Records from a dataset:
========================================

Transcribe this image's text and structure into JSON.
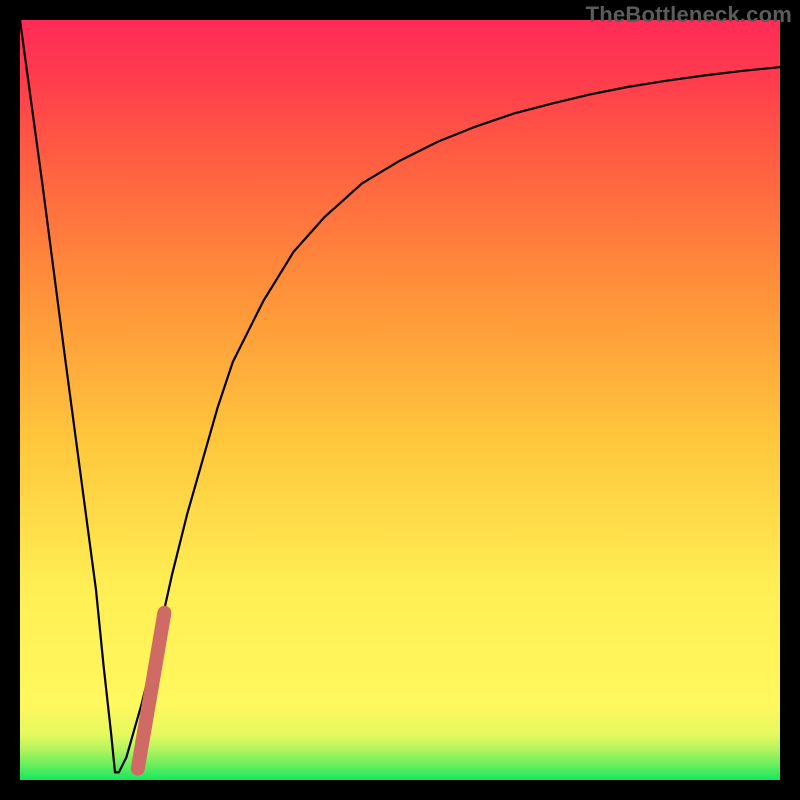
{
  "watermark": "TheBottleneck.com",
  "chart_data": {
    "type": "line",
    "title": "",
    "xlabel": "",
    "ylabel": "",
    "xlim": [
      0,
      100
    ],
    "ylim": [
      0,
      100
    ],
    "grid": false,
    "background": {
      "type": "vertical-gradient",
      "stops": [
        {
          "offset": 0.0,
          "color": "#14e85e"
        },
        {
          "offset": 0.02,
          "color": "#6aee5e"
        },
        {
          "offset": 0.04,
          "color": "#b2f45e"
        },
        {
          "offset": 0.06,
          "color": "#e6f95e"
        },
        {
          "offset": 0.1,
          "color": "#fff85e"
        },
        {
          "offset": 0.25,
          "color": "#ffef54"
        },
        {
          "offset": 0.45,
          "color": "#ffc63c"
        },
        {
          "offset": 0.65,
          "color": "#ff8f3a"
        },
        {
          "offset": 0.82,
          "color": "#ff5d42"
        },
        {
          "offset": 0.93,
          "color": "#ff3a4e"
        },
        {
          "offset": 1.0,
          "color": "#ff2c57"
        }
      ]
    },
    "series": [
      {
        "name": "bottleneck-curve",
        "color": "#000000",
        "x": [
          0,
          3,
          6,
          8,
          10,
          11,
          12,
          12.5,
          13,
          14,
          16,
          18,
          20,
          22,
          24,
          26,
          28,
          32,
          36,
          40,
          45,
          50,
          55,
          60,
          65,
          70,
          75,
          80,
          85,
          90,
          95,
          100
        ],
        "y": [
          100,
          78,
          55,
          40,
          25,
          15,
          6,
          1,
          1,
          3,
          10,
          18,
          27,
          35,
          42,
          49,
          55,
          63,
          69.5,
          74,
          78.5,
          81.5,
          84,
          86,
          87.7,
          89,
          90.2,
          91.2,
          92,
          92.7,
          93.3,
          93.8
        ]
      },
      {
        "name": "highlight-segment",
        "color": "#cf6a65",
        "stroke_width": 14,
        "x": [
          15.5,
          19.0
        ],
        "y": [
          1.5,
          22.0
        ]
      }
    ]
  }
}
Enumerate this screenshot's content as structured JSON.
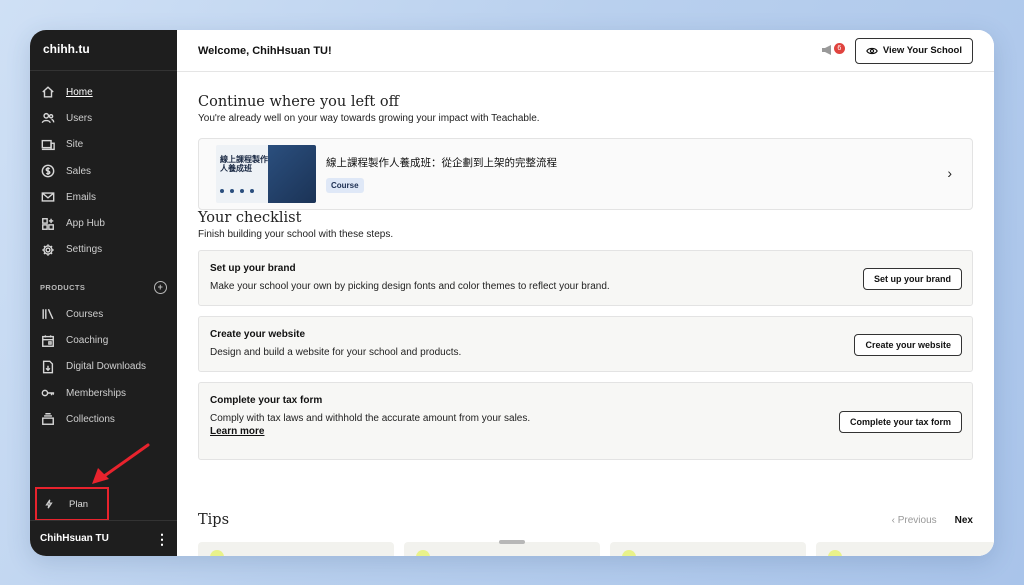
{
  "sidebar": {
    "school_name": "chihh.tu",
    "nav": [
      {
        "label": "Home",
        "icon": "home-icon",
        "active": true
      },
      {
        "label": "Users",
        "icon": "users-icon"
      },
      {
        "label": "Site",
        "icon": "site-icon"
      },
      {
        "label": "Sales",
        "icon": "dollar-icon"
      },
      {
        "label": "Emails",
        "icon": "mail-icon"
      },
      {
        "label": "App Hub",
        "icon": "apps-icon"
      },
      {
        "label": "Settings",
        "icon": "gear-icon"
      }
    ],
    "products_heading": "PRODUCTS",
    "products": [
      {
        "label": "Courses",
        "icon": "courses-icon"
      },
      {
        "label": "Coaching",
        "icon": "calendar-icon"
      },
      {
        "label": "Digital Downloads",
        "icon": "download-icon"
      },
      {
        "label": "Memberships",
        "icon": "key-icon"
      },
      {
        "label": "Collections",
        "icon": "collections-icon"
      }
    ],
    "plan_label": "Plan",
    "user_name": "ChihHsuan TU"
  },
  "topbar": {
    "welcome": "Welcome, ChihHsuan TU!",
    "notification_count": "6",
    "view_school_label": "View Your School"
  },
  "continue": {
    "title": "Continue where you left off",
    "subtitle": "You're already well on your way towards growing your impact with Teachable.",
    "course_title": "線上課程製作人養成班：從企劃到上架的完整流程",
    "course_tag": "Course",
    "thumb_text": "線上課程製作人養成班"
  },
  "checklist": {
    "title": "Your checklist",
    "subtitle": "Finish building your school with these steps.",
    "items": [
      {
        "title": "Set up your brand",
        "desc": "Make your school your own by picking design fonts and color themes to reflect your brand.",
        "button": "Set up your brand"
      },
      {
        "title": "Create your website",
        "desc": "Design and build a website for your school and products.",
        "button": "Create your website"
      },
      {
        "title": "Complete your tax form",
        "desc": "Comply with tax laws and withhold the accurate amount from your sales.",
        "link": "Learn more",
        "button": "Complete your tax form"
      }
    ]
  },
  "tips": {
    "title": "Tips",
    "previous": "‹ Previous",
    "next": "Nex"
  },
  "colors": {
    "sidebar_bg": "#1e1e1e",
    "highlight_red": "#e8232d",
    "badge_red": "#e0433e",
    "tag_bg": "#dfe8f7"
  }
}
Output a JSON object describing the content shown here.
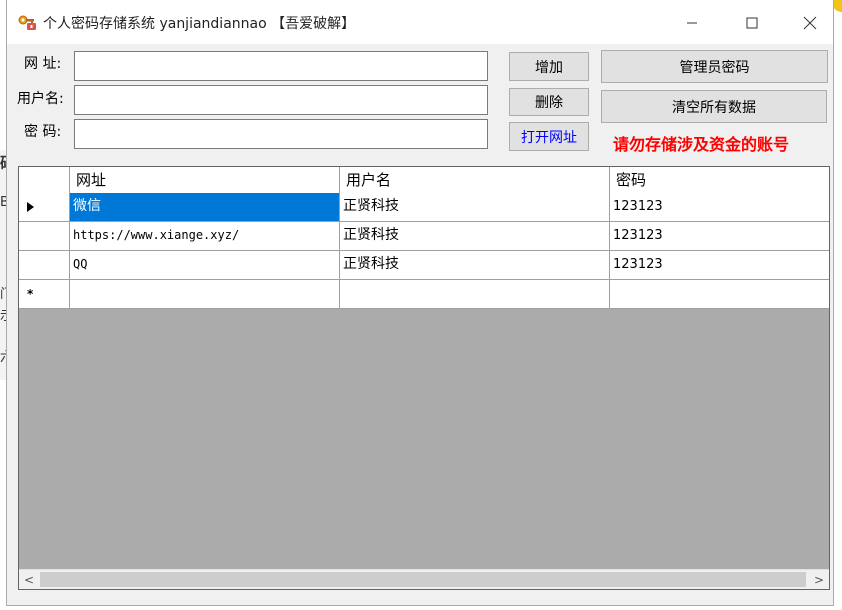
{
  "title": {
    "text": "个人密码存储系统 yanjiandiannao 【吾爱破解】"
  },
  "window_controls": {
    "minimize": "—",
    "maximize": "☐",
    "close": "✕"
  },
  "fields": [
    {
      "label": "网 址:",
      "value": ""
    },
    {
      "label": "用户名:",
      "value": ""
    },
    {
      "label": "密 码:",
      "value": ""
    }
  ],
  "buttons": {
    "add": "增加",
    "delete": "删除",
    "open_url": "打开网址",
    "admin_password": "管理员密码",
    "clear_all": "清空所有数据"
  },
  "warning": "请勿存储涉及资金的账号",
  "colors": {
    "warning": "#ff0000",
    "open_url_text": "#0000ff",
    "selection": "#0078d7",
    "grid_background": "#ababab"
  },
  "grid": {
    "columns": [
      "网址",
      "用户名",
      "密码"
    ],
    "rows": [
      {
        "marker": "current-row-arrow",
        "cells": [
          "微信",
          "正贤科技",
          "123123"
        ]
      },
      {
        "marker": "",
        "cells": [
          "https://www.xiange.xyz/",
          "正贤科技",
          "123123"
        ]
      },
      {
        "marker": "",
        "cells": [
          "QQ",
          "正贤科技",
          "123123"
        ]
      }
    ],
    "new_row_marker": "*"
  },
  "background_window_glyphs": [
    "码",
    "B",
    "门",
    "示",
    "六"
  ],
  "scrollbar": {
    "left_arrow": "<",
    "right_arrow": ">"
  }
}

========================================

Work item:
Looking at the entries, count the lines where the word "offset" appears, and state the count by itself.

Output of the task:
11